How should we judge Kircher‘s eclectic legacy today? He is considered the last of the true Renaissance polymaths, contributing to every known field of study. Some later critics dismissed Kircher as a crank dwelling on fantastical alchemy and Hermetic philosophies past their prime. Certainly, many of Kircher‘s theories rooted in occultism were proven bogus in fields like Egyptology.
However, Kircher‘s core ideas such as hieroglyphic phoneticism were seminal breakthroughs. His combinatorial and systematic thinking helped develop concepts leading to Leibniz‘s calculus and even Charles Babbage‘s Difference Engine. Kircher‘s Llullistic method probabilistically assessed multiple interpretations – not unlike modern approaches through statistical AI.
So while mystical in his motivations, Kircher pioneered a more rigorous empiricism and universality that aligned with the new scientific method. His lifework straddled two epochs as we moved beyond Renaissance magic into the Age of Reason. Kircher‘s passion for eclectic knowledge and hidden wisdom remains inspirational today. The polymath scholar‘s intrepid explorations opened pathways to rediscovering and rethinking lost worlds.
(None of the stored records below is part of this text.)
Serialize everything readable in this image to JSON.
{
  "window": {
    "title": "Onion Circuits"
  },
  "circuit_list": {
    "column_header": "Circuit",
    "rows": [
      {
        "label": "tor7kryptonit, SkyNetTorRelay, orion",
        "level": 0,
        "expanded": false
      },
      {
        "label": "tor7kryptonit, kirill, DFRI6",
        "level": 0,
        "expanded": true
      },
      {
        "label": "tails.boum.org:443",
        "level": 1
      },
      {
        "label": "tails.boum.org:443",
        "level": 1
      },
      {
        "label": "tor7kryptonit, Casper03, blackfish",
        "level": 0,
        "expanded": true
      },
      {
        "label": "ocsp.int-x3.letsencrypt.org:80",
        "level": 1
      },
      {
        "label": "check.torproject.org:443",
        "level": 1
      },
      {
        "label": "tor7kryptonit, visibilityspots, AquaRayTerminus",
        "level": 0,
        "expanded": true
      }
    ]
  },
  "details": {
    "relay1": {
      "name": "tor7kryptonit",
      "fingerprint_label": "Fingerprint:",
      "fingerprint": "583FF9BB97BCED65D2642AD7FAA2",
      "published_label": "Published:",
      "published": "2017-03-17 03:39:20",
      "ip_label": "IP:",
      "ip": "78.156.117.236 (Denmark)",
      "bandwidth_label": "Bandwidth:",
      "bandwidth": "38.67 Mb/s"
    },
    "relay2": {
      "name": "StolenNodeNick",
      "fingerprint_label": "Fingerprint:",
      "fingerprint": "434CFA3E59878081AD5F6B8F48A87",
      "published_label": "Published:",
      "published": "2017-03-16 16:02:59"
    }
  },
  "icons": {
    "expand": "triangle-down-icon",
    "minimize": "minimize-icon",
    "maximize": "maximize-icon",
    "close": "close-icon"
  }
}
So what do you think about Athanasius Kircher now? Let me know if you‘d like to learn about more occult researchers and inventor polymaths from the 1600s! It was a fascinating transitional time between the Renaissance and modern science. Kircher led the way in deciphering ancient secrets through bold new techniques like his proto-analytic Llullistic method. We owe this Renaissance man a debt for pioneering early empiricism across many disciplines. Thanks for joining me on this journey to explore Kircher‘s life and contributions!